== TASK DETAILS ==
Restating every entry exactly is the whole task.

[PROVIDED INFORMATION — start]

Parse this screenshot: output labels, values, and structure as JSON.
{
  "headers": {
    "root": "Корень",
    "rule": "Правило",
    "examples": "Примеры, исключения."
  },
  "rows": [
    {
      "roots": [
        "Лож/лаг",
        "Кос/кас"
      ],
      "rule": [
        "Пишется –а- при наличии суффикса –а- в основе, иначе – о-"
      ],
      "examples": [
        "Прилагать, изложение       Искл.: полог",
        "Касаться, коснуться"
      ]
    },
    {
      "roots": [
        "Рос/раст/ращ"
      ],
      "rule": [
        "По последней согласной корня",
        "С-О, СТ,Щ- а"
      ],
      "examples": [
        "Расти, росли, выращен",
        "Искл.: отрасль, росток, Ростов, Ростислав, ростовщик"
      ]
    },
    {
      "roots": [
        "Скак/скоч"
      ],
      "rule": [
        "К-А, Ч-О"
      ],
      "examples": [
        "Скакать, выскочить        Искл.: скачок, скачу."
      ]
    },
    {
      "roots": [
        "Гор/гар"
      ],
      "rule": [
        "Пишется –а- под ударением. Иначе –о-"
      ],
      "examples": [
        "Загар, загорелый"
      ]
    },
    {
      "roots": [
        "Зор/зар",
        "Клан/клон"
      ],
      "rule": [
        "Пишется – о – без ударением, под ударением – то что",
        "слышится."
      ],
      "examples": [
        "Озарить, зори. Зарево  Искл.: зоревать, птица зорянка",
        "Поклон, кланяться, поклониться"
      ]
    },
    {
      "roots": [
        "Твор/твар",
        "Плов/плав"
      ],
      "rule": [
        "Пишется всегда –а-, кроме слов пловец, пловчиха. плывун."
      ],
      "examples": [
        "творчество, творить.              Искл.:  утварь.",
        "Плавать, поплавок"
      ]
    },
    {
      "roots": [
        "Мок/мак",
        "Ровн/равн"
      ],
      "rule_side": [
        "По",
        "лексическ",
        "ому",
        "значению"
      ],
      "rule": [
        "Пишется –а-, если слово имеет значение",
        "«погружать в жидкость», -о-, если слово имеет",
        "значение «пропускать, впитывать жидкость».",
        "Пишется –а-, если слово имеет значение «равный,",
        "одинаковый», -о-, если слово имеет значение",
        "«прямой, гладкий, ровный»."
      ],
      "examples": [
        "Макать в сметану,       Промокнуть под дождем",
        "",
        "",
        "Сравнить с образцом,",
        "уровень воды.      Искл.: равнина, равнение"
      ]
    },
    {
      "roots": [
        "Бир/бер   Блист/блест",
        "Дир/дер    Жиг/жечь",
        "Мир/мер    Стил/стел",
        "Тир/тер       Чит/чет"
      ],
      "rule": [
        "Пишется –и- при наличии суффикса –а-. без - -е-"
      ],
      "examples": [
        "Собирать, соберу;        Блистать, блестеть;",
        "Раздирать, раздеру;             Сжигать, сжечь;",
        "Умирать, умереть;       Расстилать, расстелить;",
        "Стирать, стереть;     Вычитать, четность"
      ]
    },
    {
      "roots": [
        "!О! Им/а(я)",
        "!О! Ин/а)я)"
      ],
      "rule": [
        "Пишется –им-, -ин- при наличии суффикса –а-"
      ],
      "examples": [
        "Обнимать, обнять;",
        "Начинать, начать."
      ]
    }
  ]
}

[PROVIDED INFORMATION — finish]

== RESPONSE AREA ==
Parse this screenshot: output labels, values, and structure as JSON.
{
  "headers": {
    "root": "Корень",
    "rule": "Правило",
    "examples": "Примеры, исключения."
  },
  "rows": [
    {
      "roots": [
        "Лож/лаг",
        "Кос/кас"
      ],
      "rule": [
        "Пишется –а- при наличии суффикса –а- в основе, иначе – о-"
      ],
      "examples": [
        "Прилагать, изложение       Искл.: полог",
        "Касаться, коснуться"
      ]
    },
    {
      "roots": [
        "Рос/раст/ращ"
      ],
      "rule": [
        "По последней согласной корня",
        "С-О, СТ,Щ- а"
      ],
      "examples": [
        "Расти, росли, выращен",
        "Искл.: отрасль, росток, Ростов, Ростислав, ростовщик"
      ]
    },
    {
      "roots": [
        "Скак/скоч"
      ],
      "rule": [
        "К-А, Ч-О"
      ],
      "examples": [
        "Скакать, выскочить        Искл.: скачок, скачу."
      ]
    },
    {
      "roots": [
        "Гор/гар"
      ],
      "rule": [
        "Пишется –а- под ударением. Иначе –о-"
      ],
      "examples": [
        "Загар, загорелый"
      ]
    },
    {
      "roots": [
        "Зор/зар",
        "Клан/клон"
      ],
      "rule": [
        "Пишется – о – без ударением, под ударением – то что",
        "слышится."
      ],
      "examples": [
        "Озарить, зори. Зарево  Искл.: зоревать, птица зорянка",
        "Поклон, кланяться, поклониться"
      ]
    },
    {
      "roots": [
        "Твор/твар",
        "Плов/плав"
      ],
      "rule": [
        "Пишется всегда –а-, кроме слов пловец, пловчиха. плывун."
      ],
      "examples": [
        "творчество, творить.              Искл.:  утварь.",
        "Плавать, поплавок"
      ]
    },
    {
      "roots": [
        "Мок/мак",
        "Ровн/равн"
      ],
      "rule_side": [
        "По",
        "лексическ",
        "ому",
        "значению"
      ],
      "rule": [
        "Пишется –а-, если слово имеет значение",
        "«погружать в жидкость», -о-, если слово имеет",
        "значение «пропускать, впитывать жидкость».",
        "Пишется –а-, если слово имеет значение «равный,",
        "одинаковый», -о-, если слово имеет значение",
        "«прямой, гладкий, ровный»."
      ],
      "examples": [
        "Макать в сметану,       Промокнуть под дождем",
        "",
        "",
        "Сравнить с образцом,",
        "уровень воды.      Искл.: равнина, равнение"
      ]
    },
    {
      "roots": [
        "Бир/бер   Блист/блест",
        "Дир/дер    Жиг/жечь",
        "Мир/мер    Стил/стел",
        "Тир/тер       Чит/чет"
      ],
      "rule": [
        "Пишется –и- при наличии суффикса –а-. без - -е-"
      ],
      "examples": [
        "Собирать, соберу;        Блистать, блестеть;",
        "Раздирать, раздеру;             Сжигать, сжечь;",
        "Умирать, умереть;       Расстилать, расстелить;",
        "Стирать, стереть;     Вычитать, четность"
      ]
    },
    {
      "roots": [
        "!О! Им/а(я)",
        "!О! Ин/а)я)"
      ],
      "rule": [
        "Пишется –им-, -ин- при наличии суффикса –а-"
      ],
      "examples": [
        "Обнимать, обнять;",
        "Начинать, начать."
      ]
    }
  ]
}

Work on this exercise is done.